__Given data__.
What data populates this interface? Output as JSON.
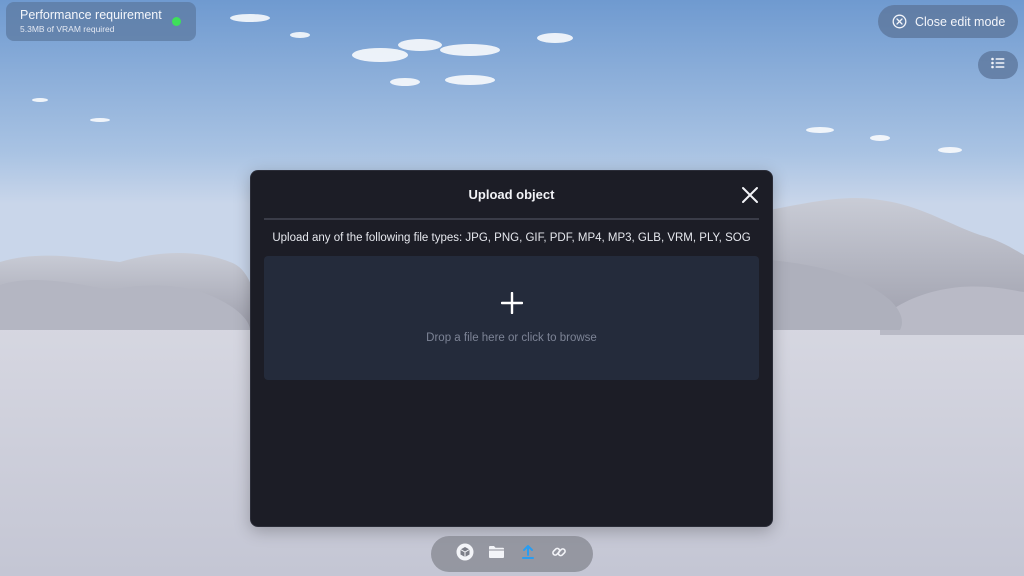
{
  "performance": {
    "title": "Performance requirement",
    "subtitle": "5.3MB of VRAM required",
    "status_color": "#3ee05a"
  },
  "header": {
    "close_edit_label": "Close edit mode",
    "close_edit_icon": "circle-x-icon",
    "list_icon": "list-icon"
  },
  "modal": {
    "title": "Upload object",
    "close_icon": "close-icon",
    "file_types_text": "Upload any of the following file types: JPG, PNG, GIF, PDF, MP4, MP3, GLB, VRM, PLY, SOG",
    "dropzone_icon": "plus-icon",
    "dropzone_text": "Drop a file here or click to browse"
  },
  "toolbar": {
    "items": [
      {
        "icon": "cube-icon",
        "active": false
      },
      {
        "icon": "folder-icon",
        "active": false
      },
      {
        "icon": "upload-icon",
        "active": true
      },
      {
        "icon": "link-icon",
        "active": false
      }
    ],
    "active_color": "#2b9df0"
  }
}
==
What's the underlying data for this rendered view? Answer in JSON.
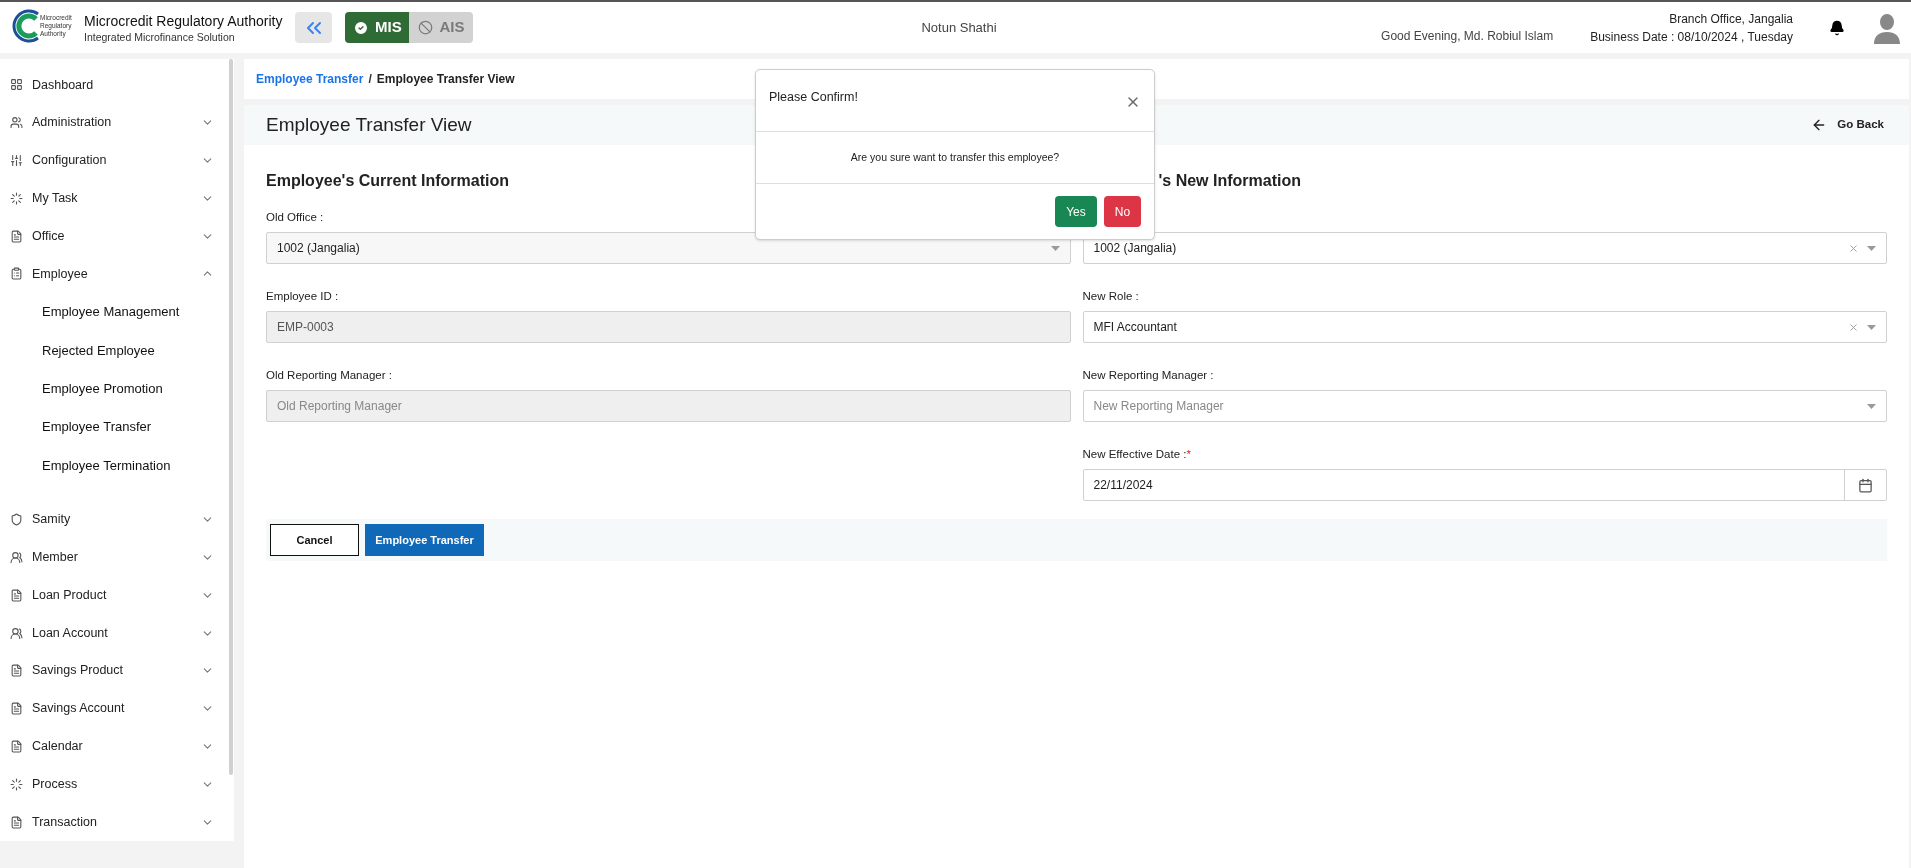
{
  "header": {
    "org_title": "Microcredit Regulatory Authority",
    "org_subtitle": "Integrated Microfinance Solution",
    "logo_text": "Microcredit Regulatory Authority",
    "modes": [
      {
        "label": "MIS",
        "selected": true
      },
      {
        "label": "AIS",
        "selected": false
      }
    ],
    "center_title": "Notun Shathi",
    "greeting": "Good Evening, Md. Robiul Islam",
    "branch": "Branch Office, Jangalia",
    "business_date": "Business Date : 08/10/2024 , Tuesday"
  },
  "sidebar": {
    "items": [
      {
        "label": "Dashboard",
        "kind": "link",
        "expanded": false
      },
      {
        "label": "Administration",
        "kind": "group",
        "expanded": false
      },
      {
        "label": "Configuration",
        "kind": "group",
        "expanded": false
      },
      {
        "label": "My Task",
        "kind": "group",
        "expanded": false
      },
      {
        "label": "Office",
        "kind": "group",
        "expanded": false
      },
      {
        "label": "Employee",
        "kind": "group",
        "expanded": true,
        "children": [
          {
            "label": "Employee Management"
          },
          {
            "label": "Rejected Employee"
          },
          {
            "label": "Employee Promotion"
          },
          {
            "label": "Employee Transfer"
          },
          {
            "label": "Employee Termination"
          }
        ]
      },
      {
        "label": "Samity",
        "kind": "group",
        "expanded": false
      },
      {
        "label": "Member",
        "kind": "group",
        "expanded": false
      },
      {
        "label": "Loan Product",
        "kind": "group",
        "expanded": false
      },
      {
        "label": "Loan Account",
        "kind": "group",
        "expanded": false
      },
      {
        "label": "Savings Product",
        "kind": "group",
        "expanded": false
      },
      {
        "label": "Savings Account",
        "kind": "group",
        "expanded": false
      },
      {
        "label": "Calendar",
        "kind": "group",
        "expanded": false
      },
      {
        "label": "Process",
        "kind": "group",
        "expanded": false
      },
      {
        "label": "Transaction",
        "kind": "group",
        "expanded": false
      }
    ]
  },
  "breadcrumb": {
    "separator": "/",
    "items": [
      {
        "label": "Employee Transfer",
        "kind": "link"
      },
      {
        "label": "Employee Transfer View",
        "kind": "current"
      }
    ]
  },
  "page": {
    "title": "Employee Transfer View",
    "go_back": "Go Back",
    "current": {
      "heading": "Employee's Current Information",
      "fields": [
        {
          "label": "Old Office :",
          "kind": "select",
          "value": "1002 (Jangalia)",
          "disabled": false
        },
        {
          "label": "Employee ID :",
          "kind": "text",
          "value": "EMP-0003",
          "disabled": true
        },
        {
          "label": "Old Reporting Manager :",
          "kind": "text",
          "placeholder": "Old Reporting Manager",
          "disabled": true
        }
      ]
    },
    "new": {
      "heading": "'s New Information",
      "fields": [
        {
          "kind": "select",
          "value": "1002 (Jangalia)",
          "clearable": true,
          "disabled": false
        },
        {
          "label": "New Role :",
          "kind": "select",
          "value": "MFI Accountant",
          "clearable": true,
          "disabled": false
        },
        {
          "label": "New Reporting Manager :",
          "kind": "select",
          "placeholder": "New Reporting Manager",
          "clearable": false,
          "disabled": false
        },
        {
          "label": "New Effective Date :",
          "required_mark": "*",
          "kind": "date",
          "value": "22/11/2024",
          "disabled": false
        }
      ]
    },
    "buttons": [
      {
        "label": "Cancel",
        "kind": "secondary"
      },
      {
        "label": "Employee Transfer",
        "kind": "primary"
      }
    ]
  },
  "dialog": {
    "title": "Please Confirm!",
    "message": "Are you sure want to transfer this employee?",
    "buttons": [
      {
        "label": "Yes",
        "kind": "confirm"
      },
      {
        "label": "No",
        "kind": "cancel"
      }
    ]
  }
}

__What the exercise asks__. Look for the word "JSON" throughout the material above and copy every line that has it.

__Answer to the problem__.
What data populates this interface? Output as JSON.
What's the underlying data for this rendered view? Answer in JSON.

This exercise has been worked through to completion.